[Opening SUPPLIED RECORDS section]
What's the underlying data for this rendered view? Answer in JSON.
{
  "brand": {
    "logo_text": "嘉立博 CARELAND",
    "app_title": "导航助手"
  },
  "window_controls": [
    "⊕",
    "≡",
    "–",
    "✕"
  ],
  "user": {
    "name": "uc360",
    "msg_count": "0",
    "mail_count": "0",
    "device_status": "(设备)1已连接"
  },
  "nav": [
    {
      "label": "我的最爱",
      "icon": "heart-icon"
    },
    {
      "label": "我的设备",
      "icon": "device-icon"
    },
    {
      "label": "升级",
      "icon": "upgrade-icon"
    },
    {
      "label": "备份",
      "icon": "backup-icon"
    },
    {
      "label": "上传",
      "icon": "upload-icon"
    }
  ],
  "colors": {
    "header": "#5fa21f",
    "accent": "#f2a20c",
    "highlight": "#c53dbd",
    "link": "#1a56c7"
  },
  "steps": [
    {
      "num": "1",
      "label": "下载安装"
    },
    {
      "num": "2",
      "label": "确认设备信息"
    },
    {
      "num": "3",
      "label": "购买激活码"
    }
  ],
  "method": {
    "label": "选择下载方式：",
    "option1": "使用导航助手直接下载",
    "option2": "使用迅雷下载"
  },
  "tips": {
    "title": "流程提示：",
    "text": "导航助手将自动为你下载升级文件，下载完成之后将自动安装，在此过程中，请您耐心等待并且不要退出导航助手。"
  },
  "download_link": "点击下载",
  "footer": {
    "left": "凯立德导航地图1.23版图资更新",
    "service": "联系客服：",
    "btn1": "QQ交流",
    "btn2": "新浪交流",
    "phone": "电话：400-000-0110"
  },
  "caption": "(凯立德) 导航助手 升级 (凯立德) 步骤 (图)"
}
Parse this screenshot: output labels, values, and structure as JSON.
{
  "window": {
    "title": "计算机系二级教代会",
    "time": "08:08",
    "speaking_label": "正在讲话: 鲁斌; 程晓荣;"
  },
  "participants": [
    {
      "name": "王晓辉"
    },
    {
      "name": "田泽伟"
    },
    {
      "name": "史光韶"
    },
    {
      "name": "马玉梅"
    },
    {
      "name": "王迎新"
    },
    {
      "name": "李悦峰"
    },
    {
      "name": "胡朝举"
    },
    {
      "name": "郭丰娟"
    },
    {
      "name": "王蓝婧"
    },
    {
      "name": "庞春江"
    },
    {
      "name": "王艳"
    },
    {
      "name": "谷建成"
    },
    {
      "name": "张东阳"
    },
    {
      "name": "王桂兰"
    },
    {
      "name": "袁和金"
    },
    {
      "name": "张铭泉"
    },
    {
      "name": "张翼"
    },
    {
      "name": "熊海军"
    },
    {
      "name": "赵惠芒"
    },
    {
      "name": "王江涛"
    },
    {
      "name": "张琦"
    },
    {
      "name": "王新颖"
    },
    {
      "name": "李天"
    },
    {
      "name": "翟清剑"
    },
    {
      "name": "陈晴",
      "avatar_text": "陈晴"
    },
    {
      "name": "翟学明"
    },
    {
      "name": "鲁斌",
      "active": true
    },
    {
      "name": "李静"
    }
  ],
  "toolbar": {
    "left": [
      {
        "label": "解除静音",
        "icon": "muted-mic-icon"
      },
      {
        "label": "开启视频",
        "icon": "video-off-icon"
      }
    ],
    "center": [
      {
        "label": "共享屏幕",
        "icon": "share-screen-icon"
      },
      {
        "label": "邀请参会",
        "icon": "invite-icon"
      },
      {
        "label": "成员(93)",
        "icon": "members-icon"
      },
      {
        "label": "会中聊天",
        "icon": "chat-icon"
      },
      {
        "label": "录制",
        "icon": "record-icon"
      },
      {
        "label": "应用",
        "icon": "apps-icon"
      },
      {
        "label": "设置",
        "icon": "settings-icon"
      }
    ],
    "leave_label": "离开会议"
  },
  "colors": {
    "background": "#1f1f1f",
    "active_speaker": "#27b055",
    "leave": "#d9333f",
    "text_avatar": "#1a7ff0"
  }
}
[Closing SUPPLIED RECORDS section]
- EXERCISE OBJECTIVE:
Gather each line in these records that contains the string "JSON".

- TASK OUTPUT:
What's the underlying data for this rendered view? Answer in JSON.
Parse this screenshot: output labels, values, and structure as JSON.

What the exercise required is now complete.